_TASK ITEM_
Copy every line that holds the string "icon" from the data below.

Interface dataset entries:

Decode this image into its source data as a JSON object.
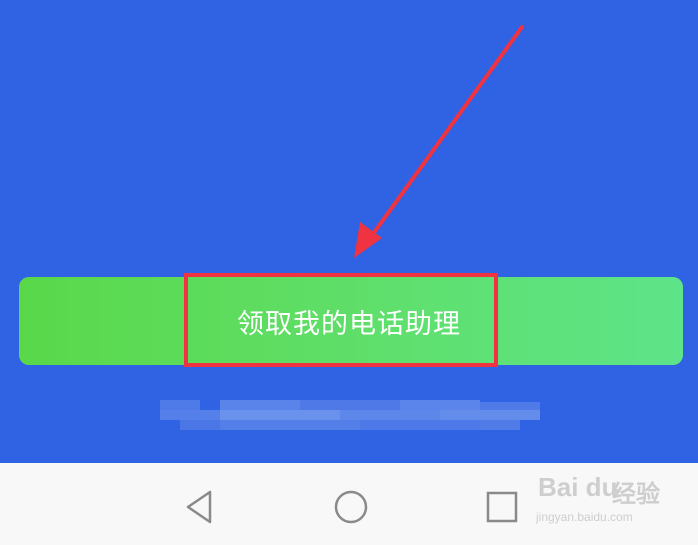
{
  "main": {
    "claim_button_label": "领取我的电话助理"
  },
  "annotation": {
    "arrow_color": "#ef3340",
    "highlight_color": "#ef3340"
  },
  "nav_bar": {
    "back_icon": "back-triangle-icon",
    "home_icon": "home-circle-icon",
    "recents_icon": "recents-square-icon"
  },
  "watermark": {
    "logo": "Bai du",
    "text_cn": "经验",
    "url": "jingyan.baidu.com"
  },
  "colors": {
    "background": "#2f63e3",
    "button_gradient_start": "#5ad84a",
    "button_gradient_end": "#5ee489",
    "nav_background": "#f8f8f8"
  }
}
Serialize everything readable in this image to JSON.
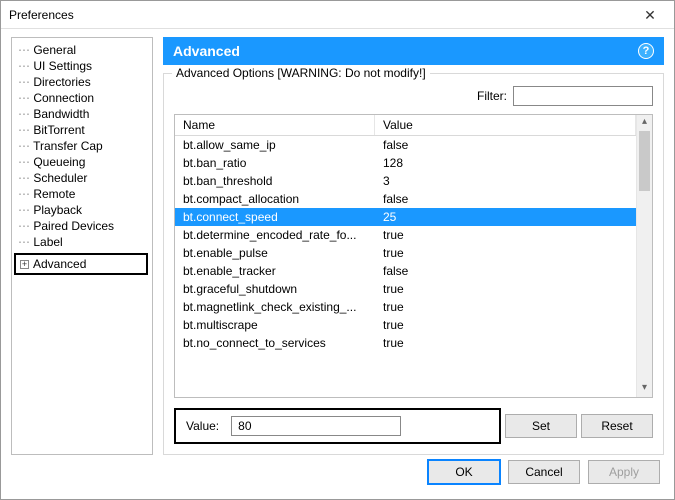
{
  "window": {
    "title": "Preferences"
  },
  "sidebar": {
    "items": [
      "General",
      "UI Settings",
      "Directories",
      "Connection",
      "Bandwidth",
      "BitTorrent",
      "Transfer Cap",
      "Queueing",
      "Scheduler",
      "Remote",
      "Playback",
      "Paired Devices",
      "Label"
    ],
    "advanced": "Advanced"
  },
  "content": {
    "header": "Advanced",
    "groupbox_title": "Advanced Options [WARNING: Do not modify!]",
    "filter_label": "Filter:",
    "filter_value": "",
    "columns": {
      "name": "Name",
      "value": "Value"
    },
    "rows": [
      {
        "name": "bt.allow_same_ip",
        "value": "false",
        "selected": false
      },
      {
        "name": "bt.ban_ratio",
        "value": "128",
        "selected": false
      },
      {
        "name": "bt.ban_threshold",
        "value": "3",
        "selected": false
      },
      {
        "name": "bt.compact_allocation",
        "value": "false",
        "selected": false
      },
      {
        "name": "bt.connect_speed",
        "value": "25",
        "selected": true
      },
      {
        "name": "bt.determine_encoded_rate_fo...",
        "value": "true",
        "selected": false
      },
      {
        "name": "bt.enable_pulse",
        "value": "true",
        "selected": false
      },
      {
        "name": "bt.enable_tracker",
        "value": "false",
        "selected": false
      },
      {
        "name": "bt.graceful_shutdown",
        "value": "true",
        "selected": false
      },
      {
        "name": "bt.magnetlink_check_existing_...",
        "value": "true",
        "selected": false
      },
      {
        "name": "bt.multiscrape",
        "value": "true",
        "selected": false
      },
      {
        "name": "bt.no_connect_to_services",
        "value": "true",
        "selected": false
      }
    ],
    "value_label": "Value:",
    "value_input": "80",
    "set_label": "Set",
    "reset_label": "Reset"
  },
  "footer": {
    "ok": "OK",
    "cancel": "Cancel",
    "apply": "Apply"
  }
}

_WRITTEN ANSWER_
    "back_icon": "back-triangle-icon",
    "home_icon": "home-circle-icon",
    "recents_icon": "recents-square-icon"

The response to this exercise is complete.